R = T + V + D
Relationships can be viewed as assets in which to invest, or merely resources to be consumed. The “relationships as assets” approach takes courage, discipline, and planning, but the fact is that today's business relationships can be systematically defined, nurtured, and developed.
Building long-term, enduring business relationships requires three essential elements: trust, value, and dialogue. If any one of these is missing, the relationship is not sustainable. A company must communicate with customers constantly, trust them (and become trusted by them), and provide ongoing value in ways that are meaningful from the client's perspective.
How will you and your company benefit from every project manager adopting this perspective? A good relationship management system makes customers active participants in the process of planning for a firm's future success. Clients who have strong relationships with you will help generate new product/service ideas.
An ongoing process of communicating with clients and building mutual trust can also ward off a lot of business “evils” by keeping communications flowing. Clients will tell you what they like and dislike about your competitors, allowing you to incorporate the good and avoid the bad.
Clients become willingly and enthusiastically engaged in an informal partnership with you. Because they value their relationship with you, they want to help you stay successful and become (or remain) the leader in your market.
Truly client-focused firms produce such relationships. They move clients from narrow, deliverables-focused encounters to longer-term bonds with far greater potential.
Clearly, there are obvious personal and professional qualities that must be present in any effective project manager. Some of these are attention to detail and ability to coordinate resources, articulate the plan objectives, handle multiple tasks, envision the final outcome, take charge and lead others, mediate disputes, and negotiate terms and conditions.
Yet, of all the qualities sought in a good project manager, being able to deliver the value of your firm to the client is essential to building the relationship being created. And this value is more than the capabilities of your firm—it is the degree to which the project manager can understand what is important to the client and seek to bring multiple dimensions of value to the relationship. Without establishing this additional value, neither you nor your firm has any distinguishing quality from your competitors. This is personalized “branding”—the articulation of client-specific value that separates your firm from the rest—cultivating a lasting impression in the minds of your clients.

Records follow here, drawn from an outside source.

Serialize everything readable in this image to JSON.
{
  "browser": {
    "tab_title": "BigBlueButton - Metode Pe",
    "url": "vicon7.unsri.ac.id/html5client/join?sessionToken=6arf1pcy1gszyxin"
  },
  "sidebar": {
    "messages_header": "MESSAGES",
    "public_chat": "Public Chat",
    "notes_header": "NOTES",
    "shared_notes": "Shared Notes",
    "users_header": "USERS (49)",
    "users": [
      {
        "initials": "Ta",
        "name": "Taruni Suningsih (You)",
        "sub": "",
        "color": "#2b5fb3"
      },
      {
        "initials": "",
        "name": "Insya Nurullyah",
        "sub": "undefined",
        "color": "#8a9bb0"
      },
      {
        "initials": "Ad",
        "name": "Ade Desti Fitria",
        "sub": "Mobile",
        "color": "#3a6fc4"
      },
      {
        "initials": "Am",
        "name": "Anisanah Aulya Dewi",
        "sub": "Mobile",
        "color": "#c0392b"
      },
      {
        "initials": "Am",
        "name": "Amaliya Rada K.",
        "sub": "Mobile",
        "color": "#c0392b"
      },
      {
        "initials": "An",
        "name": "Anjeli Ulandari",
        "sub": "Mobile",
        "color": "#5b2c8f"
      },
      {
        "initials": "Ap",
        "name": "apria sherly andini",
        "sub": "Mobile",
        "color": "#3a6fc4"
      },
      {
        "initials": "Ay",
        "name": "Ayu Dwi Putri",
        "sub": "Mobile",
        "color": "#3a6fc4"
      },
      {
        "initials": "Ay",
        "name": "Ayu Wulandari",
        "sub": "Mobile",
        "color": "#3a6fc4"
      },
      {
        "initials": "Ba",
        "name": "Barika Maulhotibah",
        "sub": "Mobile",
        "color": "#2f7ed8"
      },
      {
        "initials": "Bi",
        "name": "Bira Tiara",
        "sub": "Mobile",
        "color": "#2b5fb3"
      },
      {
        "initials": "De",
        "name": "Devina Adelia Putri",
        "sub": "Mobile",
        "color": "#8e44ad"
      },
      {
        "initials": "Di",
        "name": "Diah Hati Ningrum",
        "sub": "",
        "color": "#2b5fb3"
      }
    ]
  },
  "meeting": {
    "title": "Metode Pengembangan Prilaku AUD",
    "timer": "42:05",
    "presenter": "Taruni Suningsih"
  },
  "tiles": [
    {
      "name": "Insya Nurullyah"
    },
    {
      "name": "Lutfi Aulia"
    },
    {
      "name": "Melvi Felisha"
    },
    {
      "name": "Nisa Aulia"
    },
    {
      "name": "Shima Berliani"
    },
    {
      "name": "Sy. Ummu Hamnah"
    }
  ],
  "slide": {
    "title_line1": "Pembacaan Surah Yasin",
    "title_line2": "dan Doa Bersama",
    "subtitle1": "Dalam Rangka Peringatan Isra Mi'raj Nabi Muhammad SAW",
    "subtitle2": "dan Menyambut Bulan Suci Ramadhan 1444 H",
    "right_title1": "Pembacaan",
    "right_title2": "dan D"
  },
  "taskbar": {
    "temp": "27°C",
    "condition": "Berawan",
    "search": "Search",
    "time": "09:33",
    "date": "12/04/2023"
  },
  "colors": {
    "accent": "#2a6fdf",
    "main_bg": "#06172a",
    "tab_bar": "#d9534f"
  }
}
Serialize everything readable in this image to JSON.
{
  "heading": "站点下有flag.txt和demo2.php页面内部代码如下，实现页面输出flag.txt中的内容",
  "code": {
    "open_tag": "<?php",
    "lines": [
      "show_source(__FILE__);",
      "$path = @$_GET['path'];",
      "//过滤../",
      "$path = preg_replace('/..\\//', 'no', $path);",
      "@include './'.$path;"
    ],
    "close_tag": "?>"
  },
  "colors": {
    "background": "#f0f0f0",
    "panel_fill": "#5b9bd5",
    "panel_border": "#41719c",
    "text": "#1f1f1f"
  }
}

A firm's executives must also consider that, due to regular contact with clients, project managers may serve as critical sources for cultivating further business opportunities for the firm. Project managers are often best positioned to develop relationships and influence decision-making in the field (or at the project site) to the benefit of the firm. To maximize this potential, the firm's management should consider the potential interplay between the project manager and the client in light of the following criteria:
■ Does the project manager understand the client and its business?
■ Does the project manager understand the client's objectives not only in terms of the project at hand, but where the client intends to be 18 months to five years from now?
■ Does the project manager reach beyond the technical tasks at hand?
■ Is important nontechnical expertise being brought to the project manager's key relationships?
■ Does the project manager maintain ongoing contact with the client? How often, and in what form?
■ Does the project manager solicit feedback? Is this feedback being adequately relayed to management?
■ Is the project manager managing the project effectively and efficiently, utilizing the proper resources, and so forth?
PROJECT MANAGERS MAY ALSO have the expertise and skills that are best suited for coaching and training of client personnel, thereby creating familiarity with your firm's methods, procedures, and systems. This will serve to generate additional long-term value and connectivity between your firm and your client. In addition, helping your clients meet or exceed their goals allows your clients to realize real and future value in your firm. ■
Reader Service Number 059
November 2000 PM Network